This was an extravagant statement, but it was not misconduct. It may not be said that it was an unwarranted inference to be drawn from the evidence. Nor was it misconduct for the assistant district attorney in referring to the testimony of Mr. Riecks and his attorney discrediting and impeaching the accessory, Melton, to say, “It is somewhat like the teakettle calling the pot black.” That statement merely meant it was unbecoming for such interested witnesses to testify to the bad character of Melton. It was conceded Melton's character was bad, and that he had been impeached. The record does not appear to warrant the statement that Melton was not the “black devil” he has been painted, and added, “He had never been in jail before this occasion.” Evidently the deputy honestly believed the evidence so showed. This statement was harmless. The witness had confessed his participation in these crimes. He was thoroughly impeached. It could not have prejudiced the jury, even if he had previously been in jail.
We are therefore of the opinion the assignments of prejudicial misconduct do not constitute reversible error. Numerous citations of authorities support the text which is found in 8 California Jurisprudence, section 602, as follows: “Courts are strongly inclined against setting aside convictions upon the ground of misconduct of district attorneys alone. Such misconduct, therefore, is not ground for a reversal when it is unimportant or slight, or when it cannot prejudice the defendant, or when it appears that the verdict would not have been controlled or affected by it, as where the evidence is such that it is inconceivable that any honest jury could have found any other verdict in the absence of any dereliction on the part of the district attorney.
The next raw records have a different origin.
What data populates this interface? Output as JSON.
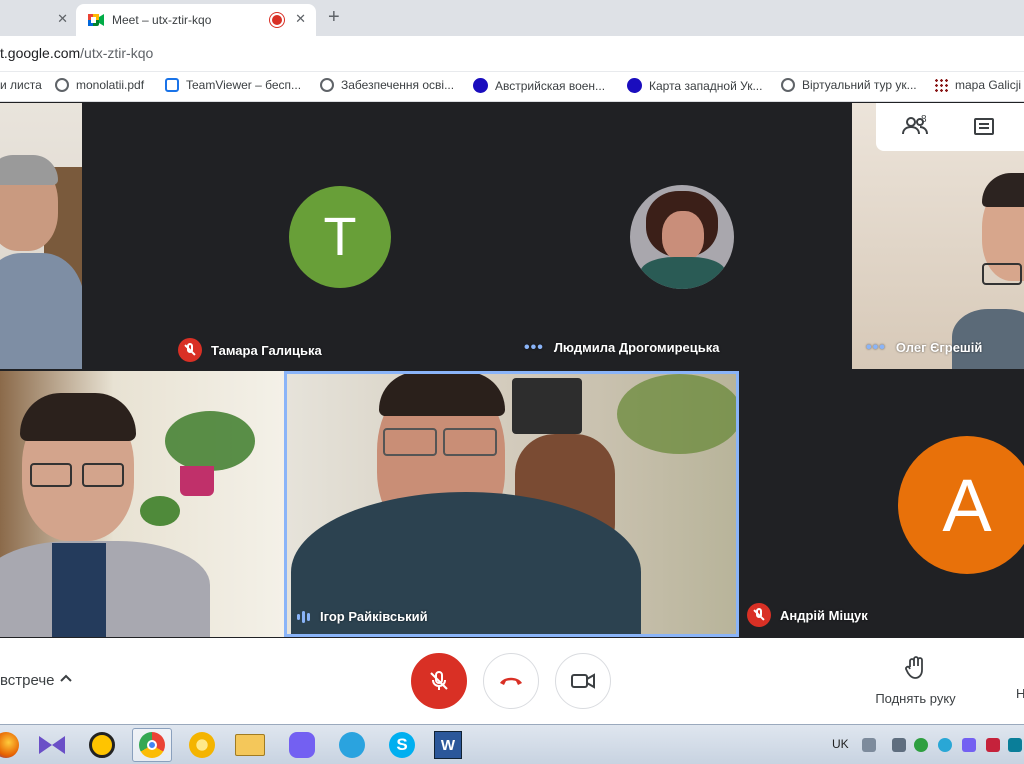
{
  "browser": {
    "tabs": [
      {
        "label": "",
        "has_close": true
      },
      {
        "label": "Meet – utx-ztir-kqo",
        "recording": true
      }
    ],
    "url_host": "t.google.com",
    "url_path": "/utx-ztir-kqo",
    "bookmarks": [
      {
        "label": "и листа",
        "icon": "none"
      },
      {
        "label": "monolatii.pdf",
        "icon": "globe-icon"
      },
      {
        "label": "TeamViewer – бесп...",
        "icon": "teamviewer-icon"
      },
      {
        "label": "Забезпечення осві...",
        "icon": "globe-icon"
      },
      {
        "label": "Австрийская воен...",
        "icon": "blue-circle-icon"
      },
      {
        "label": "Карта западной Ук...",
        "icon": "blue-circle-icon"
      },
      {
        "label": "Віртуальний тур ук...",
        "icon": "globe-icon"
      },
      {
        "label": "mapa Galicji",
        "icon": "grid-icon"
      }
    ]
  },
  "meet": {
    "participant_count": "8",
    "participants": [
      {
        "name": "Тамара Галицька",
        "status": "muted",
        "avatar_letter": "T",
        "avatar_color": "#689f38"
      },
      {
        "name": "Людмила Дрогомирецька",
        "status": "idle"
      },
      {
        "name": "Олег Єгрешій",
        "status": "idle"
      },
      {
        "name": "Ігор Райківський",
        "status": "speaking"
      },
      {
        "name": "Андрій Міщук",
        "status": "muted",
        "avatar_letter": "A",
        "avatar_color": "#e8710a"
      }
    ],
    "meeting_details_label": "встрече",
    "raise_hand_label": "Поднять руку",
    "present_label_cut": "Н"
  },
  "taskbar": {
    "language": "UK",
    "apps": [
      "firefox-icon",
      "visual-studio-icon",
      "archicad-icon",
      "chrome-icon",
      "chrome-canary-icon",
      "explorer-icon",
      "viber-icon",
      "telegram-icon",
      "skype-icon",
      "word-icon"
    ]
  },
  "colors": {
    "mute_red": "#d93025",
    "accent_blue": "#8ab4f8"
  }
}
A judgment will not be reversed because of the misconduct of the district attorney except in clear, and extreme cases, and unless the misconduct is flagrant and obviously prejudicial, and unless, in the opinion of the appellate court from a review of the entire record, it results in a miscarriage of justice.”
We are convinced the present case did not result in a miscarriage of justice.
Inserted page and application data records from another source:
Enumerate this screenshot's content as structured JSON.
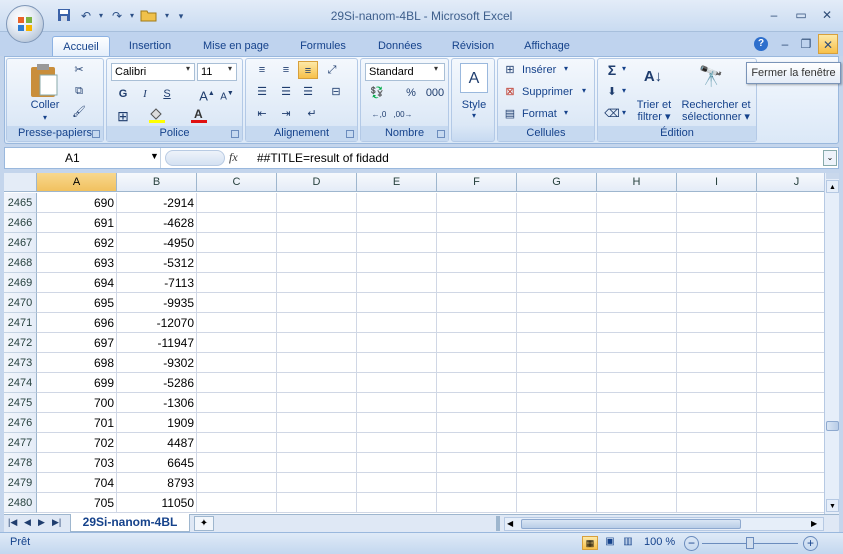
{
  "window": {
    "title": "29Si-nanom-4BL - Microsoft Excel",
    "close_tooltip": "Fermer la fenêtre"
  },
  "tabs": [
    "Accueil",
    "Insertion",
    "Mise en page",
    "Formules",
    "Données",
    "Révision",
    "Affichage"
  ],
  "ribbon": {
    "clipboard": {
      "label": "Presse-papiers",
      "paste": "Coller"
    },
    "font": {
      "label": "Police",
      "name": "Calibri",
      "size": "11",
      "bold": "G",
      "italic": "I",
      "underline": "S"
    },
    "alignment": {
      "label": "Alignement"
    },
    "number": {
      "label": "Nombre",
      "format": "Standard",
      "percent": "%",
      "thousands": "000"
    },
    "style": {
      "label": "Style"
    },
    "cells": {
      "label": "Cellules",
      "insert": "Insérer",
      "delete": "Supprimer",
      "format": "Format"
    },
    "editing": {
      "label": "Édition",
      "sort_l1": "Trier et",
      "sort_l2": "filtrer",
      "find_l1": "Rechercher et",
      "find_l2": "sélectionner"
    }
  },
  "formula_bar": {
    "name_box": "A1",
    "fx": "fx",
    "content": "##TITLE=result of fidadd"
  },
  "columns": [
    "A",
    "B",
    "C",
    "D",
    "E",
    "F",
    "G",
    "H",
    "I",
    "J"
  ],
  "rows": [
    {
      "n": "2465",
      "a": "690",
      "b": "-2914"
    },
    {
      "n": "2466",
      "a": "691",
      "b": "-4628"
    },
    {
      "n": "2467",
      "a": "692",
      "b": "-4950"
    },
    {
      "n": "2468",
      "a": "693",
      "b": "-5312"
    },
    {
      "n": "2469",
      "a": "694",
      "b": "-7113"
    },
    {
      "n": "2470",
      "a": "695",
      "b": "-9935"
    },
    {
      "n": "2471",
      "a": "696",
      "b": "-12070"
    },
    {
      "n": "2472",
      "a": "697",
      "b": "-11947"
    },
    {
      "n": "2473",
      "a": "698",
      "b": "-9302"
    },
    {
      "n": "2474",
      "a": "699",
      "b": "-5286"
    },
    {
      "n": "2475",
      "a": "700",
      "b": "-1306"
    },
    {
      "n": "2476",
      "a": "701",
      "b": "1909"
    },
    {
      "n": "2477",
      "a": "702",
      "b": "4487"
    },
    {
      "n": "2478",
      "a": "703",
      "b": "6645"
    },
    {
      "n": "2479",
      "a": "704",
      "b": "8793"
    },
    {
      "n": "2480",
      "a": "705",
      "b": "11050"
    }
  ],
  "sheet_tab": "29Si-nanom-4BL",
  "status": {
    "ready": "Prêt",
    "zoom": "100 %"
  }
}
The judgment and the orders are affirmed.
Mr. Justice THOMPSON delivered the opinion of the court.
We concur: PULLEN, P. J.; PLUMMER, J.